-- Source material --

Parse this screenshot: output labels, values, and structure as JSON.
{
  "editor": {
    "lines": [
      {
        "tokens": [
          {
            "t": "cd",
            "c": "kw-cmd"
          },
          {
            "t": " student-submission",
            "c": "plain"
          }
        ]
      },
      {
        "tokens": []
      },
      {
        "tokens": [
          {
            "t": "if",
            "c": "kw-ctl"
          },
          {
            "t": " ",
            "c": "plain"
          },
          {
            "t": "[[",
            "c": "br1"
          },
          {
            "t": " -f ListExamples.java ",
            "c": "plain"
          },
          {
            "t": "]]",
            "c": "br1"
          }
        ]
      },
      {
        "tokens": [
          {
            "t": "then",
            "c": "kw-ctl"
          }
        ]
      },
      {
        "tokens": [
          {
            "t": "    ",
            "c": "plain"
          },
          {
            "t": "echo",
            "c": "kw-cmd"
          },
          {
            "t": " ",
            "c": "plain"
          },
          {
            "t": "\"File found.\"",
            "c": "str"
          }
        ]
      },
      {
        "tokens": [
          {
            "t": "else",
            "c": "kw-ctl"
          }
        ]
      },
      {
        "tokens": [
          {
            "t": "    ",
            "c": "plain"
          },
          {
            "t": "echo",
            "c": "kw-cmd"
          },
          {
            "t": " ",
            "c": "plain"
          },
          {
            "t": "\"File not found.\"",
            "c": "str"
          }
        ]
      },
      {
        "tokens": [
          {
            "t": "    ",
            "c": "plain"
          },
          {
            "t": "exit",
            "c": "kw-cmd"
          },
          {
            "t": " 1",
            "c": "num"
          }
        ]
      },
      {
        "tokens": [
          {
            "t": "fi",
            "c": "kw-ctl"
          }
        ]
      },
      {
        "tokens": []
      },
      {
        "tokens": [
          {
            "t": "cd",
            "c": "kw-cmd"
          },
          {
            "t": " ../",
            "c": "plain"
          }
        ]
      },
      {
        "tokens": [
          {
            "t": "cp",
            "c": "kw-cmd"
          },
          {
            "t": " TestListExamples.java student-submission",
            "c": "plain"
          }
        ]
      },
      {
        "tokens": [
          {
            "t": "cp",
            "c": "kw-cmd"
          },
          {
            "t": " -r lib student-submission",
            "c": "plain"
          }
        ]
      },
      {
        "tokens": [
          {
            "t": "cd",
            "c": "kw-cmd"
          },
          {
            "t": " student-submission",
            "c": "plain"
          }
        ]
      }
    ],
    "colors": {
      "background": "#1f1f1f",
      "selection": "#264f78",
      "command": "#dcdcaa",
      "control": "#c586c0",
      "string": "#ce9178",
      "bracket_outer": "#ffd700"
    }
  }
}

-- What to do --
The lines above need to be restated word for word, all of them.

-- Written reply --
Parse this screenshot: output labels, values, and structure as JSON.
{
  "editor": {
    "lines": [
      {
        "tokens": [
          {
            "t": "cd",
            "c": "kw-cmd"
          },
          {
            "t": " student-submission",
            "c": "plain"
          }
        ]
      },
      {
        "tokens": []
      },
      {
        "tokens": [
          {
            "t": "if",
            "c": "kw-ctl"
          },
          {
            "t": " ",
            "c": "plain"
          },
          {
            "t": "[[",
            "c": "br1"
          },
          {
            "t": " -f ListExamples.java ",
            "c": "plain"
          },
          {
            "t": "]]",
            "c": "br1"
          }
        ]
      },
      {
        "tokens": [
          {
            "t": "then",
            "c": "kw-ctl"
          }
        ]
      },
      {
        "tokens": [
          {
            "t": "    ",
            "c": "plain"
          },
          {
            "t": "echo",
            "c": "kw-cmd"
          },
          {
            "t": " ",
            "c": "plain"
          },
          {
            "t": "\"File found.\"",
            "c": "str"
          }
        ]
      },
      {
        "tokens": [
          {
            "t": "else",
            "c": "kw-ctl"
          }
        ]
      },
      {
        "tokens": [
          {
            "t": "    ",
            "c": "plain"
          },
          {
            "t": "echo",
            "c": "kw-cmd"
          },
          {
            "t": " ",
            "c": "plain"
          },
          {
            "t": "\"File not found.\"",
            "c": "str"
          }
        ]
      },
      {
        "tokens": [
          {
            "t": "    ",
            "c": "plain"
          },
          {
            "t": "exit",
            "c": "kw-cmd"
          },
          {
            "t": " 1",
            "c": "num"
          }
        ]
      },
      {
        "tokens": [
          {
            "t": "fi",
            "c": "kw-ctl"
          }
        ]
      },
      {
        "tokens": []
      },
      {
        "tokens": [
          {
            "t": "cd",
            "c": "kw-cmd"
          },
          {
            "t": " ../",
            "c": "plain"
          }
        ]
      },
      {
        "tokens": [
          {
            "t": "cp",
            "c": "kw-cmd"
          },
          {
            "t": " TestListExamples.java student-submission",
            "c": "plain"
          }
        ]
      },
      {
        "tokens": [
          {
            "t": "cp",
            "c": "kw-cmd"
          },
          {
            "t": " -r lib student-submission",
            "c": "plain"
          }
        ]
      },
      {
        "tokens": [
          {
            "t": "cd",
            "c": "kw-cmd"
          },
          {
            "t": " student-submission",
            "c": "plain"
          }
        ]
      }
    ],
    "colors": {
      "background": "#1f1f1f",
      "selection": "#264f78",
      "command": "#dcdcaa",
      "control": "#c586c0",
      "string": "#ce9178",
      "bracket_outer": "#ffd700"
    }
  }
}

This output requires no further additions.